Exercise
Check each line of the records below for the word "Feel" and copy those where it appears.

Recorded data

▽

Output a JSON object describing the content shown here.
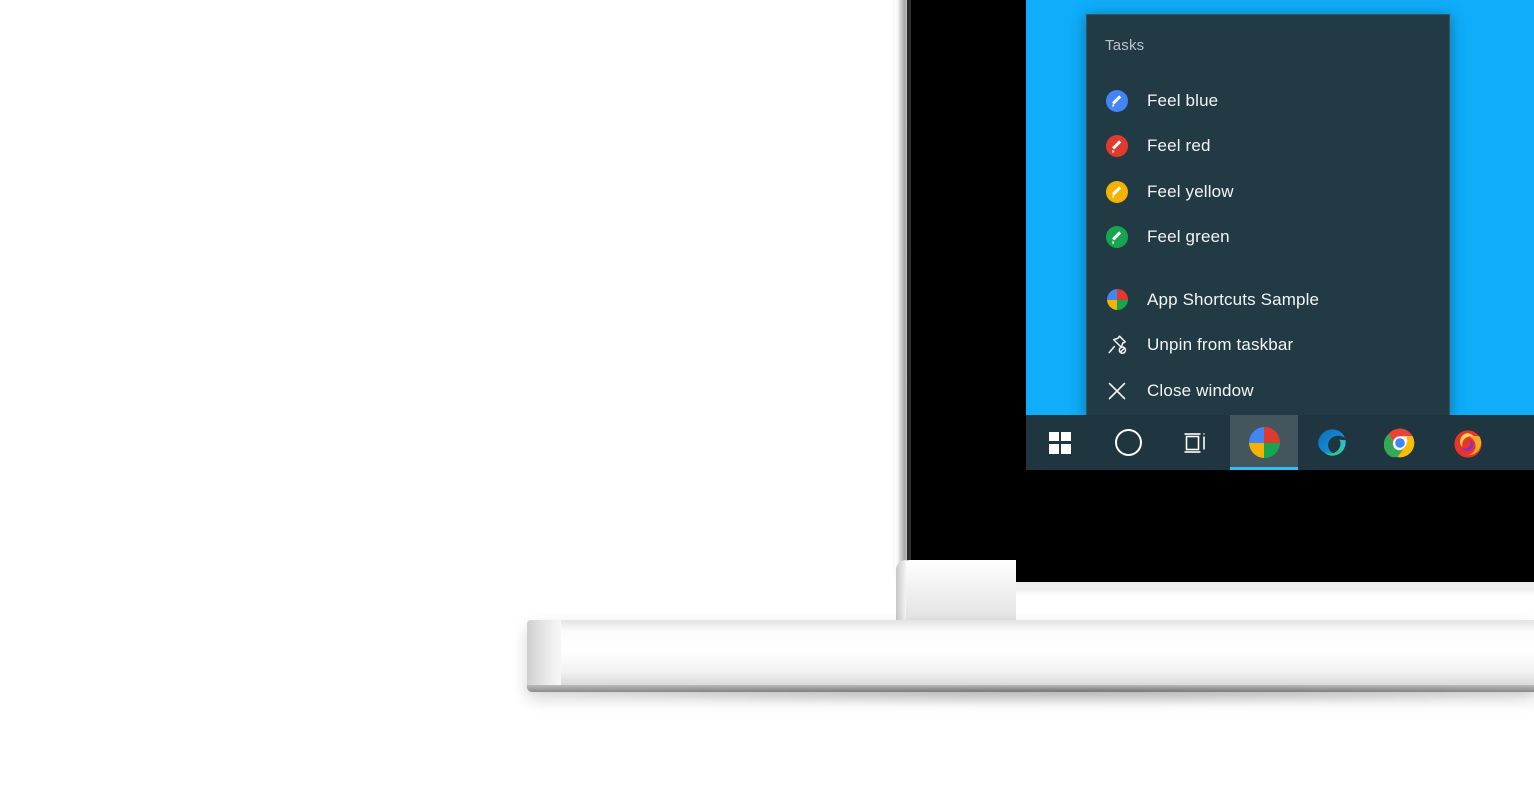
{
  "theme": {
    "wallpaper_color": "#0fadfa",
    "menu_background": "#223a44",
    "menu_border": "#3a545e",
    "taskbar_background": "#1f3640",
    "accent_underline": "#33bdf7",
    "menu_text_color": "#f2f4f5",
    "menu_header_color": "#b9c4c9"
  },
  "jumplist": {
    "header": "Tasks",
    "tasks": [
      {
        "label": "Feel blue",
        "icon": "pencil-circle-icon",
        "color": "#4285f4"
      },
      {
        "label": "Feel red",
        "icon": "pencil-circle-icon",
        "color": "#e03a2f"
      },
      {
        "label": "Feel yellow",
        "icon": "pencil-circle-icon",
        "color": "#f5b200"
      },
      {
        "label": "Feel green",
        "icon": "pencil-circle-icon",
        "color": "#18a551"
      }
    ],
    "system_items": [
      {
        "label": "App Shortcuts Sample",
        "icon": "app-pie-icon"
      },
      {
        "label": "Unpin from taskbar",
        "icon": "unpin-icon"
      },
      {
        "label": "Close window",
        "icon": "close-icon"
      }
    ]
  },
  "taskbar": {
    "items": [
      {
        "name": "start-button",
        "icon": "windows-logo-icon",
        "label": "Start",
        "active": false
      },
      {
        "name": "cortana-search-button",
        "icon": "cortana-circle-icon",
        "label": "Cortana",
        "active": false
      },
      {
        "name": "task-view-button",
        "icon": "task-view-icon",
        "label": "Task View",
        "active": false
      },
      {
        "name": "app-shortcuts-sample-button",
        "icon": "app-pie-icon",
        "label": "App Shortcuts Sample",
        "active": true
      },
      {
        "name": "microsoft-edge-button",
        "icon": "edge-icon",
        "label": "Microsoft Edge",
        "active": false
      },
      {
        "name": "google-chrome-button",
        "icon": "chrome-icon",
        "label": "Google Chrome",
        "active": false
      },
      {
        "name": "firefox-button",
        "icon": "firefox-icon",
        "label": "Mozilla Firefox",
        "active": false
      }
    ]
  },
  "app_pie_colors": {
    "top_left": "#4285f4",
    "top_right": "#e03a2f",
    "bottom_left": "#f5b200",
    "bottom_right": "#18a551"
  },
  "device": {
    "type": "laptop-mockup",
    "bezel_color": "#000000",
    "chassis_color": "#f2f2f2"
  }
}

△

Task answer
        "label": "Feel blue",
        "label": "Feel red",
        "label": "Feel yellow",
        "label": "Feel green",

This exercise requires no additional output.